    But I can’t buy it. Everything he says about America’s potential is true–the gigantic energy reserves, the still-great research institutions, its hard-core underlay of risk takers and hard workers. But arrayed against them are legions of determined statists, race pimps, neo-Marxists, propagandists, jurists, legislators, and academicians who truly desire the end of the could-be country Hanson describes.
    Yes, I know that the left’s grand enterprise inevitably will collapse because of its built-in contradictions. Yes, we can’t go on borrowing money we have no sane hope of ever paying back. Yes, we can’t continue spreading the national legs and inviting every dictatorship in the world to have its way with us without eventual catastrophic consequences.
    Yes, we cannot afford to do what has been done to black Americans—the corner abortuaries, the destruction of their families and sexual morality, the consignment of their children to public indoctrination centers—without igniting an eventual civil war.
    Will “low-information” voters finally awake to put a stop to it? Probably not. They’re like the women who stay in abusive relationships: “Yeah, I know I sometimes have to hit you, but I’m the only one who really loves you, Baby.”
    So, the left will probably, despite VDH’s rosy optimism, succeed in its mission to destroy this country. Given the nihilism at its heart, the statist movement will be content with that. The land of joyous fracking and world-leading invention VDH so wistfully envisions is being strangled in its cradle as we speak.
    Nice try, Victor.

  • Danny Lemieux

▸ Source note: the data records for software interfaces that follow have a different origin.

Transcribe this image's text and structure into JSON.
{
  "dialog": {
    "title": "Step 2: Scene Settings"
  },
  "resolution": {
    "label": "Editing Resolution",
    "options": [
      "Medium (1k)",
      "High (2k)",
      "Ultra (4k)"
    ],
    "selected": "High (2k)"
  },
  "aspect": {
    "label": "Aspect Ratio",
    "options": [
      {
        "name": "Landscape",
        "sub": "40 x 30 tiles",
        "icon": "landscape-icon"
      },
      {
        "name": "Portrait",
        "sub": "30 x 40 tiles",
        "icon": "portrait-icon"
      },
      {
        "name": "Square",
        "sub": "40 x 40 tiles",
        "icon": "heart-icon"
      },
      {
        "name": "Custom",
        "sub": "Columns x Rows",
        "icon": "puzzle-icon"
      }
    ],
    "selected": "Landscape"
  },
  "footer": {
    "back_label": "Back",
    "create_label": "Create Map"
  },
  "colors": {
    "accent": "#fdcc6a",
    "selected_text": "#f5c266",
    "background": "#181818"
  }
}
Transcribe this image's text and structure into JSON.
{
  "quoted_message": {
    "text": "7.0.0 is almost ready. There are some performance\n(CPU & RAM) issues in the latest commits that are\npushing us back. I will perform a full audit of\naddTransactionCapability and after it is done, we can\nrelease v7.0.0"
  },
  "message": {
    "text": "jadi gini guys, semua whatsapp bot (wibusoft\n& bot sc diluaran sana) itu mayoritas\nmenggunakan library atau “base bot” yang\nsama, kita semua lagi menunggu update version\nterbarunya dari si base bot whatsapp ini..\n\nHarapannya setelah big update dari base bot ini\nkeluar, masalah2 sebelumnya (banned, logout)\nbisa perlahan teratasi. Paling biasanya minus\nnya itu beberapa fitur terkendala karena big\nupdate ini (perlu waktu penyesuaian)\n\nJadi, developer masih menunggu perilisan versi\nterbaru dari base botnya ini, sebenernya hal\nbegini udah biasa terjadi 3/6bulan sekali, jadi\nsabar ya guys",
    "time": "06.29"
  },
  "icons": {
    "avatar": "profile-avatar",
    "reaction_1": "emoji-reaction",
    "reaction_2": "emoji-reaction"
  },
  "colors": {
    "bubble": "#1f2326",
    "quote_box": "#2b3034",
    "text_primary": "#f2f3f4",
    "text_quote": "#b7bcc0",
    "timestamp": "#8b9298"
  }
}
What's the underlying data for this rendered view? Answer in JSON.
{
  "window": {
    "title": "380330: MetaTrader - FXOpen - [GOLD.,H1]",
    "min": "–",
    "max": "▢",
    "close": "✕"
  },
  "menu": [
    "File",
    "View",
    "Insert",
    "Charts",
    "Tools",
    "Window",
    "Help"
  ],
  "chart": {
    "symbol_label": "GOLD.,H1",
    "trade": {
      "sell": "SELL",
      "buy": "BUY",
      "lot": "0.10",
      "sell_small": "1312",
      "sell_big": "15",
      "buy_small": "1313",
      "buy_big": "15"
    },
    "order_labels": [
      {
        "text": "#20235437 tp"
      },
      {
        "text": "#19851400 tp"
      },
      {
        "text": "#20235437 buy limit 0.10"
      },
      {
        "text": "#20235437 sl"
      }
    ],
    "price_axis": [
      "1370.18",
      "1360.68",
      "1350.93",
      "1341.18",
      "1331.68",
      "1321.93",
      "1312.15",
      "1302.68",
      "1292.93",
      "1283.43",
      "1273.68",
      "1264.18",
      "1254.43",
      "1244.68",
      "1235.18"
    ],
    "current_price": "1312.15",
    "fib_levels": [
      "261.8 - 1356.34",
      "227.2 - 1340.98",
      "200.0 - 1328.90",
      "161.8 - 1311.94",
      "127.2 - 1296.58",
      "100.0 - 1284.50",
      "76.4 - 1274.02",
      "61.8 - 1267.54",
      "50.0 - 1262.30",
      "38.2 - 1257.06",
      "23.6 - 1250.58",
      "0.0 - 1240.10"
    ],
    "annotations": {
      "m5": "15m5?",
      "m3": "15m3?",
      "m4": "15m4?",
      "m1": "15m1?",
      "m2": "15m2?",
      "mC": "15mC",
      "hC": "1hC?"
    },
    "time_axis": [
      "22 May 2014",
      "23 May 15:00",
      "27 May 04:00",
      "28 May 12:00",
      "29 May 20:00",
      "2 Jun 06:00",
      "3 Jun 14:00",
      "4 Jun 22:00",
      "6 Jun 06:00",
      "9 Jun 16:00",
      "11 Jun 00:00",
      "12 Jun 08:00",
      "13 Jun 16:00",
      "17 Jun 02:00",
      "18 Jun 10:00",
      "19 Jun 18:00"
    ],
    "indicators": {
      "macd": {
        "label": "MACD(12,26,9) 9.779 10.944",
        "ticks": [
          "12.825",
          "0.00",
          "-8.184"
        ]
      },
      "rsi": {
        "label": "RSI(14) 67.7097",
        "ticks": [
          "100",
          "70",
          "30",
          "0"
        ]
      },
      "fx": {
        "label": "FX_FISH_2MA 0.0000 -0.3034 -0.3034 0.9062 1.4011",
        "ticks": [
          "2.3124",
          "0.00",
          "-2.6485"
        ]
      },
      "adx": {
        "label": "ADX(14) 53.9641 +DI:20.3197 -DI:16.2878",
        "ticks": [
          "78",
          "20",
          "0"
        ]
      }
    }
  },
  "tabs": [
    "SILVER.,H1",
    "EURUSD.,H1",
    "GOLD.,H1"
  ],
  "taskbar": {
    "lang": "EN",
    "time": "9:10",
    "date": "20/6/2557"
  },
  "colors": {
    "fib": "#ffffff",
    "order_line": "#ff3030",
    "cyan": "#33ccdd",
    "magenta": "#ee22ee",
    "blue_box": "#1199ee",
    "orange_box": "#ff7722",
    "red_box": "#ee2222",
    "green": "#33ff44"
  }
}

    I’m with you on this one (again), Hammer. One problem that people seem to be obsessing over is the flawed, self-destructive policies pushed by the Progressives, as if “if only we can convince them to change the policies, we could be OK”. The real problem…and the more intractable problem…is not the policies but the people and mindsets that buy into those policies.
    The most important rhetorical contribution to the political lexicon has been that of the “low information voter”. Nothing can break through the mindset and worldview of the low-information voter except a major crisis that affects them hard and personal. I believe that it was you who introduced the term “invincible ignorance” our Bookworm Room salon discussions. That’s where we are at. The Progressive Left has successfully infantilized a significant voting block of Americans through mindless entertainment and dysfunctional education. We have to accept that.
    Unfortunately, by the time the invincibly ignorant low-information voters “get it”, it may well be too late to turn back. I keep thinking that I may yet see the United States reduced to a failed third-world state like Argentina in my lifetime. If we are lucky.

  • Pingback: Bookworm Room » An update about US energy production()

  • Ymarsakar

    With enough blood on the streets in a war, even low information voters will wake up. Eventually.

  • Mike Devx

    Charles and Danny (in 6 and 7) you guys are spot on.
    VDH is right to mention the positives.  They exist!  They are there!
    But the problem is, this Statist overspending train we are on has a completely predictable end, and it’s horrifying.  Many of here in Book’s domain see this end clearly – and we are convinced that continuing down this track guarantees that horrifying result.  Apparently intelligent people such as Paul Krugman simply do not agree with us about that end result.  We’re convinced it must happen; they are convinced it will not.
    So we ought to be able to sit back and enjoy this ride right now!  But we cannot, because we know the disaster that is coming at us (ever so slowly).  Can you enjoy the beautiful day in your backyard today if you *know* a tornado is coming tomorrow to lay waste to it all?

  • Ymarsakar

    I think Krugman knows it will happen, he is fine with it so long as he can keep others ignorant. That way he and his allies profit off the crash when it happens. It’s a wealth transfer. Those that know, can cash out at the right time. Those that don’t know, get nothing.